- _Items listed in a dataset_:

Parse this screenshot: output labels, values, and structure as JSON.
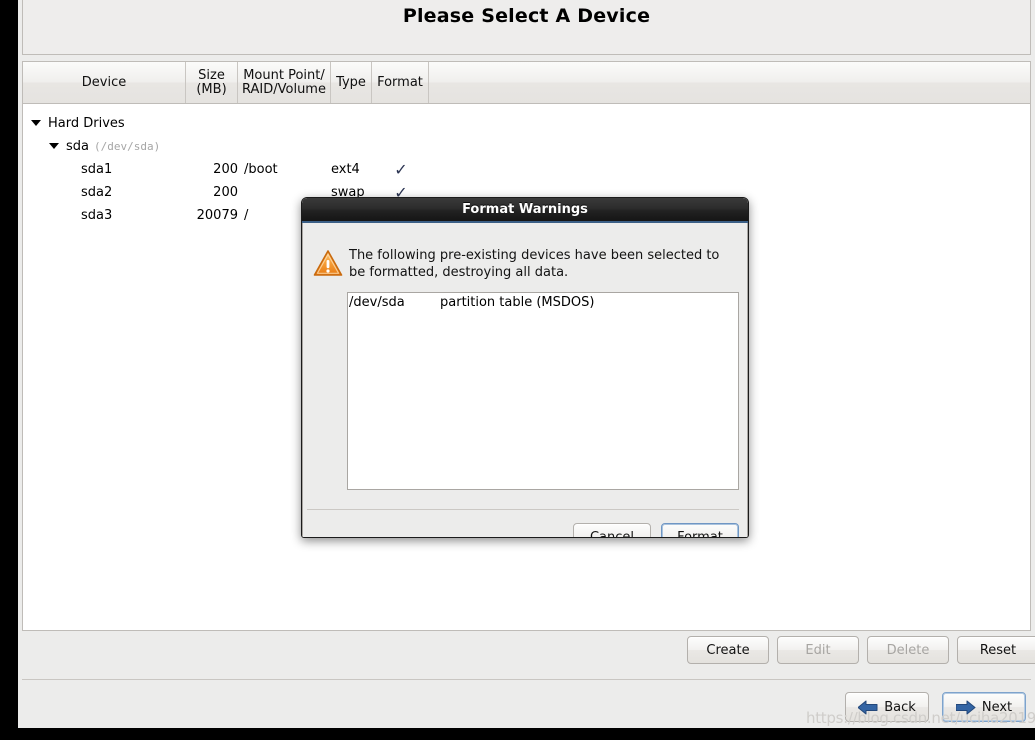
{
  "window": {
    "title": "Please Select A Device"
  },
  "table": {
    "columns": [
      {
        "label": "Device",
        "name": "device"
      },
      {
        "label_line1": "Size",
        "label_line2": "(MB)",
        "name": "size"
      },
      {
        "label_line1": "Mount Point/",
        "label_line2": "RAID/Volume",
        "name": "mount"
      },
      {
        "label": "Type",
        "name": "type"
      },
      {
        "label": "Format",
        "name": "format"
      }
    ],
    "rows": [
      {
        "device": "Hard Drives",
        "path": "",
        "size": "",
        "mount": "",
        "type": "",
        "format": "",
        "kind": "group",
        "expanded": true
      },
      {
        "device": "sda",
        "path": "(/dev/sda)",
        "size": "",
        "mount": "",
        "type": "",
        "format": "",
        "kind": "drive",
        "expanded": true
      },
      {
        "device": "sda1",
        "path": "",
        "size": "200",
        "mount": "/boot",
        "type": "ext4",
        "format": "✓",
        "kind": "partition"
      },
      {
        "device": "sda2",
        "path": "",
        "size": "200",
        "mount": "",
        "type": "swap",
        "format": "✓",
        "kind": "partition"
      },
      {
        "device": "sda3",
        "path": "",
        "size": "20079",
        "mount": "/",
        "type": "",
        "format": "",
        "kind": "partition"
      }
    ]
  },
  "toolbar": {
    "create_label": "Create",
    "edit_label": "Edit",
    "delete_label": "Delete",
    "reset_label": "Reset"
  },
  "nav": {
    "back_label": "Back",
    "next_label": "Next"
  },
  "watermark": {
    "text": "https://blog.csdn.net/uciha2019"
  },
  "dialog": {
    "title": "Format Warnings",
    "message": "The following pre-existing devices have been selected to be formatted, destroying all data.",
    "list": [
      {
        "device": "/dev/sda",
        "description": "partition table (MSDOS)"
      }
    ],
    "cancel_label": "Cancel",
    "format_label": "Format"
  },
  "colors": {
    "accent_blue": "#3b5f86",
    "warning_orange": "#f08b24",
    "check_navy": "#2b3452",
    "panel_bg": "#ececeb"
  }
}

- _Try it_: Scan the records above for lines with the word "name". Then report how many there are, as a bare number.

- _Expected answer_: 5